CJP students have been busy advocating in front of the D.C. City Council:
CJP students Meghan Morris and Stephanie Redfield testified at the D.C. City Council Oversight Hearing on the D.C. Department of Employment Services to advocate for more efficient and accurate handling of unemployment insurance claims for D.C. residents.
CJP students Rachel Shapiro and Emily Tatro testified at the D.C. City Council Public Hearing on the Committee on the Judiciary and Public Safety as part of their work with The Office on Returning Citizen Affairs.
The Community Justice Project is a clinic at Georgetown Law where students represent individual clients and act as advocates for community, non-profit, educational, faith-based and other organizations and groups.
We are currently accepting requests from community, non-profit, educational, faith-based, and other organizations and groups for projects to be completed in the 2013-14 academic year. This round of projects by students will be completed either September-December 2013 or January-April 2014. As we take referrals directly from the court, we do not directly accept individual direct representation clients.
Our students serve as advocates, consultants, advisors, capacity-builders, strategic planners, policy analysts and community organizers to help clients tackle complex, high priority projects.
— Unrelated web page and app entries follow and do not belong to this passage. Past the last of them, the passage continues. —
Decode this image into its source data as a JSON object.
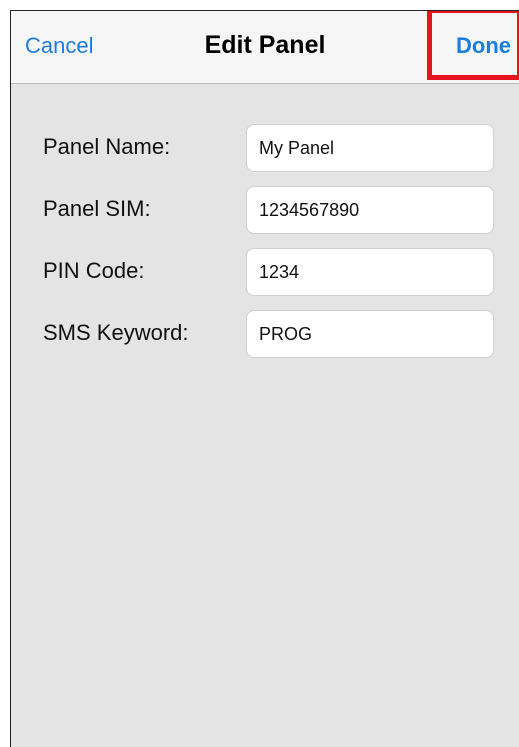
{
  "nav": {
    "cancel_label": "Cancel",
    "title": "Edit Panel",
    "done_label": "Done"
  },
  "form": {
    "fields": [
      {
        "label": "Panel Name:",
        "value": "My Panel"
      },
      {
        "label": "Panel SIM:",
        "value": "1234567890"
      },
      {
        "label": "PIN Code:",
        "value": "1234"
      },
      {
        "label": "SMS Keyword:",
        "value": "PROG"
      }
    ]
  },
  "colors": {
    "accent": "#1a7ee0",
    "highlight": "#e8141c",
    "background": "#e4e4e4",
    "nav_background": "#f6f6f6"
  }
}
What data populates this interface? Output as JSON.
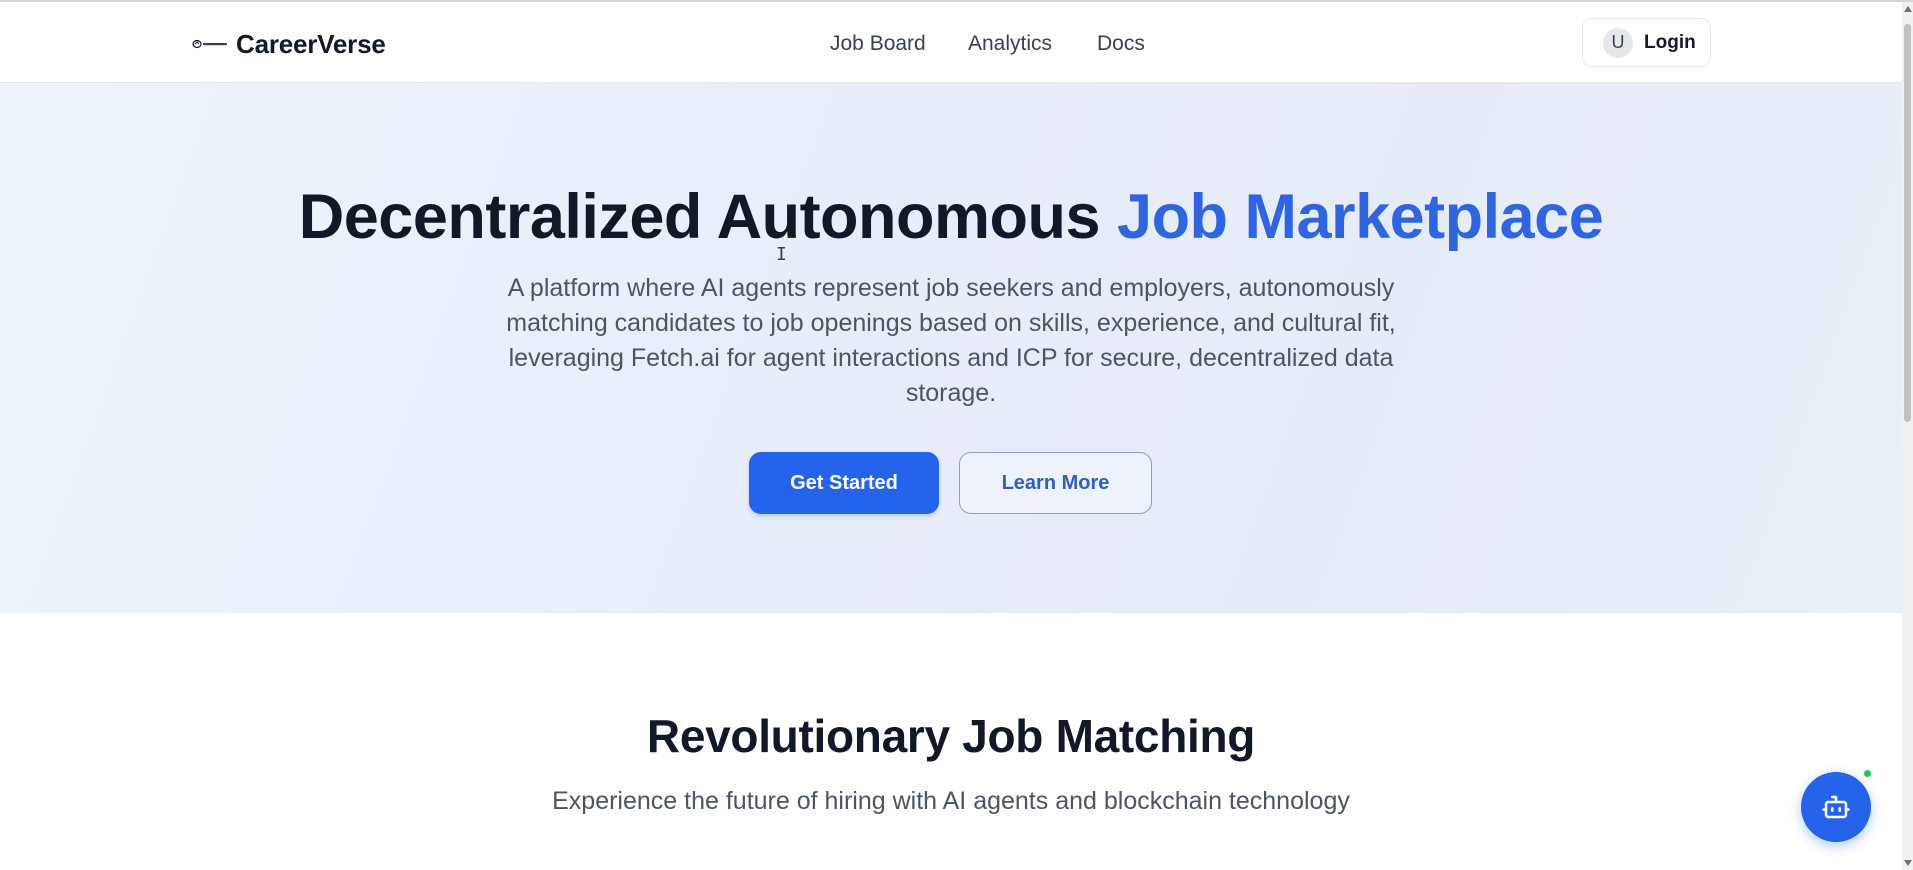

The Community Justice Project teaches students about the commitment that will sustain and energize them as advocates, the tactics that can produce success in particular cases, and the strategies that look to long-term (perhaps very long-term) success and participation in a protracted struggle for justice.